When doing embedded, I typically like to point tftpboot at my compiler output directory which saves a copy step. Sometimes you forget to copy and you can’t figure out why your printf()s aren’t showing up (because you’re still running an old version).
Anyway, on Ubuntu, you typically install xinetd and tftpd…
sudo apt-get install xinetd tftpd
Then you want to create /etc/xinetd.d/tftpd :
disable = no
socket_type = dgram
protocol = udp
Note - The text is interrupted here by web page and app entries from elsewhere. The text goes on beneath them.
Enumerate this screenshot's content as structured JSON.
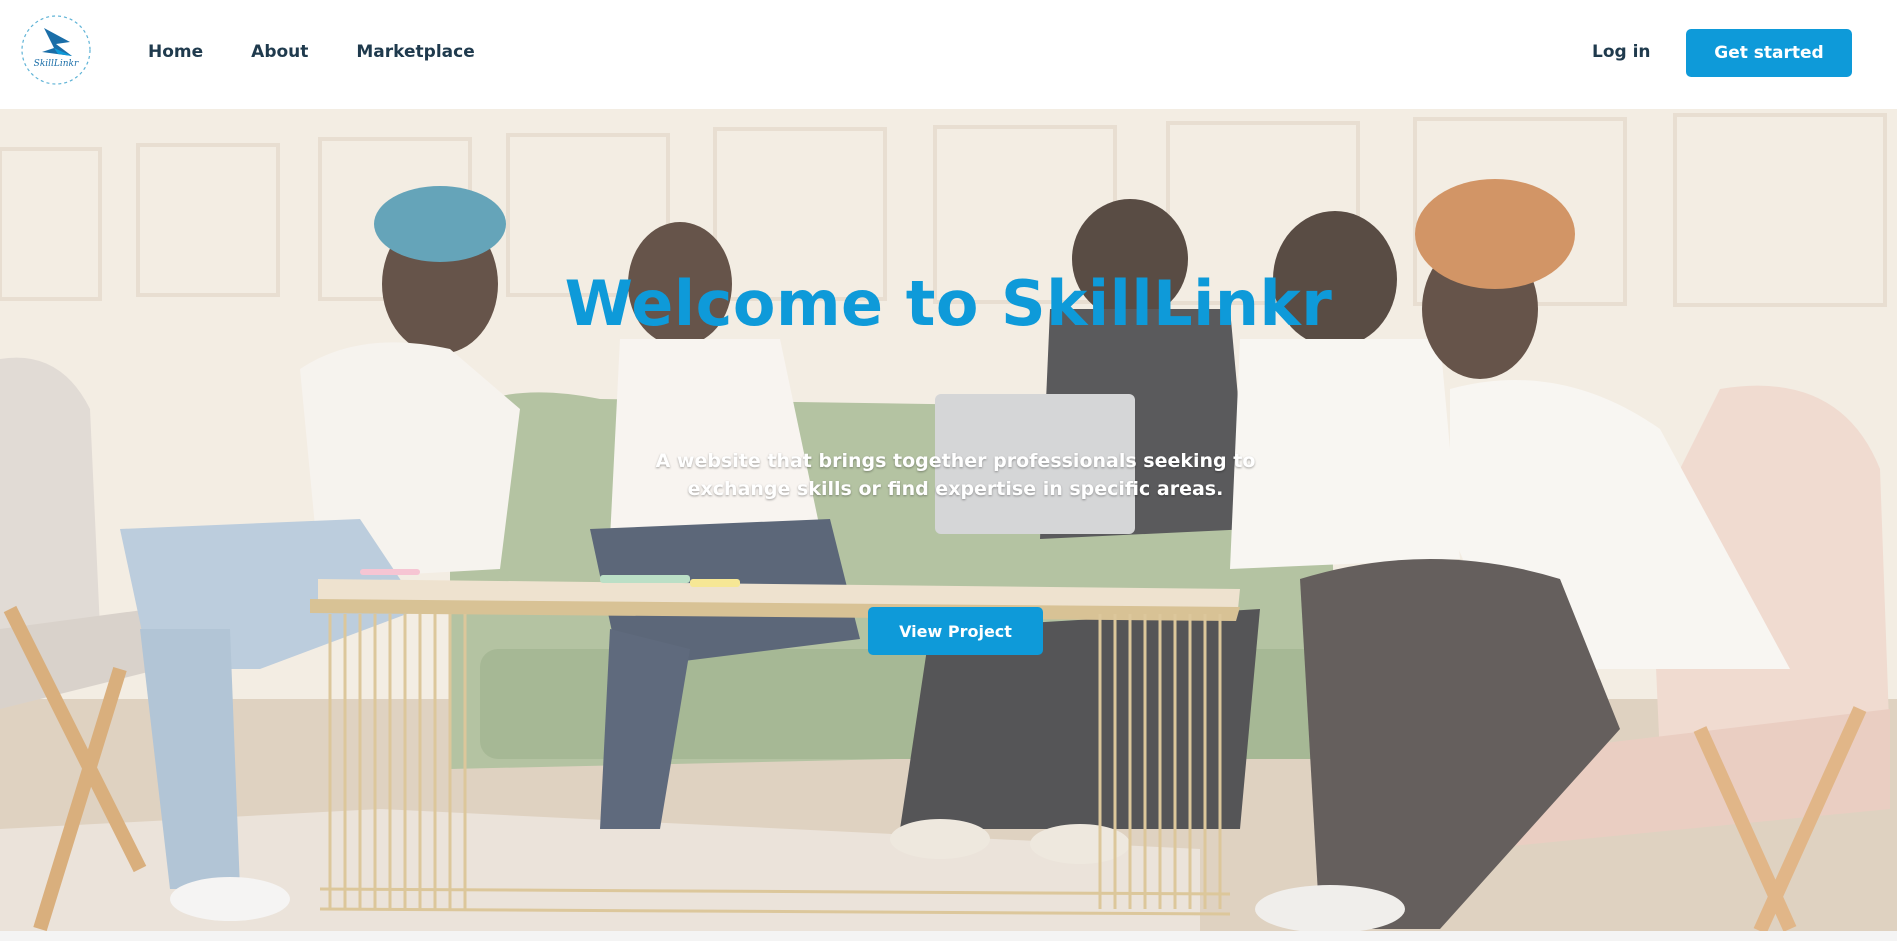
{
  "brand": {
    "logo_icon": "skilllinkr-logo",
    "logo_text": "SkillLinkr",
    "accent": "#0e9ad9"
  },
  "nav": {
    "links": [
      {
        "label": "Home"
      },
      {
        "label": "About"
      },
      {
        "label": "Marketplace"
      }
    ],
    "login_label": "Log in",
    "cta_label": "Get started"
  },
  "hero": {
    "title": "Welcome to SkillLinkr",
    "subtitle": "A website that brings together professionals seeking to exchange skills or find expertise in specific areas.",
    "button_label": "View Project",
    "image_icon": "team-meeting-photo"
  }
}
wait = yes
user = hpeyerl
server = /usr/sbin/in.tftpd
server_args = -s /home/hpeyerl/trunk/firmware/esp8266
Then poke xinetd:
$ sudo pkill -1 xinetd
I always like to debug by using tcpdump:
06:11:42.796755 IP (tos 0x0, ttl 255, id 4, offset 0, flags [none], proto UDP (17), length 56)
192.168.37.249.69 > 192.168.37.30.69: 28 RRQ "/images/antares.rom" octet
0x0000: 4500 0038 0004 0000 ff11 ef48 c0a8 25f9 E..8.......H..%.
0x0010: c0a8 251e 0045 0045 0024 c8b6 0001 2f69 ..%..E.E.$..../i
0x0020: 6d61 6765 732f 616e 7461 7265 732e 726f mages/antares.ro
0x0030: 6d00 6f63 7465 7400 m.octet.
06:11:42.799663 IP (tos 0x0, ttl 64, id 8086, offset 0, flags [DF], proto UDP (17), length 49)
192.168.37.30.42622 > 192.168.37.249.69: 21 ERROR EACCESS "Access violation"
0x0000: 4500 0031 1f96 4000 4011 4ebe c0a8 251e E..1..@.@.N...%.
0x0010: c0a8 25f9 a67e 0045 001d cc96 0005 0002 ..%..~.E........
0x0020: 4163 6365 7373 2076 696f 6c61 7469 6f6e Access.violation
0x0030: 00 .
Sometimes syslog is helpful:
May 10 06:03:57 pm001 in.tftpd: connect from 192.168.37.30 (192.168.37.30)
May 10 06:03:57 pm001 tftpd: tftpd: trying to get file: antares.rom
May 10 06:03:57 pm001 tftpd: tftpd: serving file from /srv/tftp
The key there is “/srv/tftp”… Since there’s no mention of /srv/tftp in your xinetd.d config file, something else must be happening…
So, here are some gotchas that will consume some debug time:
- If you’re testing this by using tftp on the same host as tftpd, you won’t see anything in tcpdump because the packets are short-cutting through your localhost interface.
- On Ubuntu, there is also an /etc/inetd.conf which is your culprit:
#:BOOT: TFTP service is provided primarily for booting. Most sites
# run this only on machines acting as "boot servers."
tftp dgram udp wait nobody /usr/sbin/tcpd /usr/sbin/in.tftpd /srv/tftp
- tftpd is very picky about permissions. You might be tempted to make every element in your path 777, I don’t need to tell you this is a bad idea.